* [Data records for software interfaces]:
◆ ◆ ◆ ◆ ◆ ◆ ◆
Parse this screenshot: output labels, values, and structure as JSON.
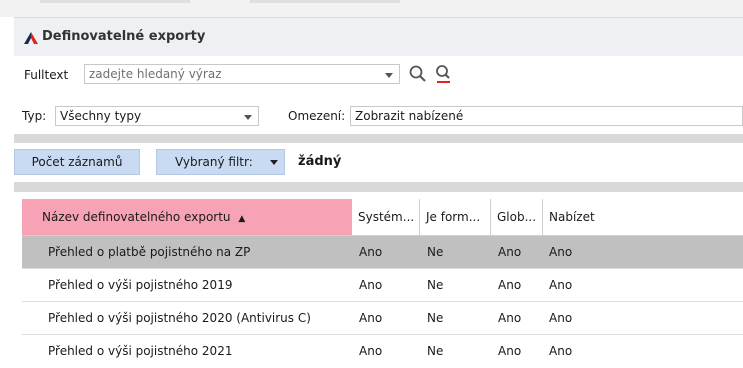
{
  "window": {
    "title": "Definovatelné exporty"
  },
  "search": {
    "label": "Fulltext",
    "placeholder": "zadejte hledaný výraz"
  },
  "filters": {
    "type_label": "Typ:",
    "type_value": "Všechny typy",
    "limit_label": "Omezení:",
    "limit_value": "Zobrazit nabízené"
  },
  "toolbar": {
    "count_button": "Počet záznamů",
    "filter_button": "Vybraný filtr:",
    "filter_value": "žádný"
  },
  "table": {
    "columns": [
      "Název definovatelného exportu",
      "Systém...",
      "Je form...",
      "Glob...",
      "Nabízet"
    ],
    "sort_indicator": "▲",
    "rows": [
      [
        "Přehled o platbě pojistného na ZP",
        "Ano",
        "Ne",
        "Ano",
        "Ano"
      ],
      [
        "Přehled o výši pojistného 2019",
        "Ano",
        "Ne",
        "Ano",
        "Ano"
      ],
      [
        "Přehled o výši pojistného 2020 (Antivirus C)",
        "Ano",
        "Ne",
        "Ano",
        "Ano"
      ],
      [
        "Přehled o výši pojistného 2021",
        "Ano",
        "Ne",
        "Ano",
        "Ano"
      ]
    ]
  },
  "colors": {
    "logo_red": "#e2231a",
    "logo_navy": "#1c2a4a",
    "sorted_header": "#f7a3b5",
    "selected_row": "#c0c0c0",
    "button_bg": "#c9dbf2"
  },
  "icons": [
    "logo-icon",
    "dropdown-arrow-icon",
    "search-icon",
    "clear-search-icon",
    "filter-dropdown-arrow-icon"
  ]
}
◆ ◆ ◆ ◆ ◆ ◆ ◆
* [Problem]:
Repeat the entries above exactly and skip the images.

* [Result below]:
Parse this screenshot: output labels, values, and structure as JSON.
{
  "window": {
    "title": "Definovatelné exporty"
  },
  "search": {
    "label": "Fulltext",
    "placeholder": "zadejte hledaný výraz"
  },
  "filters": {
    "type_label": "Typ:",
    "type_value": "Všechny typy",
    "limit_label": "Omezení:",
    "limit_value": "Zobrazit nabízené"
  },
  "toolbar": {
    "count_button": "Počet záznamů",
    "filter_button": "Vybraný filtr:",
    "filter_value": "žádný"
  },
  "table": {
    "columns": [
      "Název definovatelného exportu",
      "Systém...",
      "Je form...",
      "Glob...",
      "Nabízet"
    ],
    "sort_indicator": "▲",
    "rows": [
      [
        "Přehled o platbě pojistného na ZP",
        "Ano",
        "Ne",
        "Ano",
        "Ano"
      ],
      [
        "Přehled o výši pojistného 2019",
        "Ano",
        "Ne",
        "Ano",
        "Ano"
      ],
      [
        "Přehled o výši pojistného 2020 (Antivirus C)",
        "Ano",
        "Ne",
        "Ano",
        "Ano"
      ],
      [
        "Přehled o výši pojistného 2021",
        "Ano",
        "Ne",
        "Ano",
        "Ano"
      ]
    ]
  },
  "colors": {
    "logo_red": "#e2231a",
    "logo_navy": "#1c2a4a",
    "sorted_header": "#f7a3b5",
    "selected_row": "#c0c0c0",
    "button_bg": "#c9dbf2"
  },
  "icons": [
    "logo-icon",
    "dropdown-arrow-icon",
    "search-icon",
    "clear-search-icon",
    "filter-dropdown-arrow-icon"
  ]
}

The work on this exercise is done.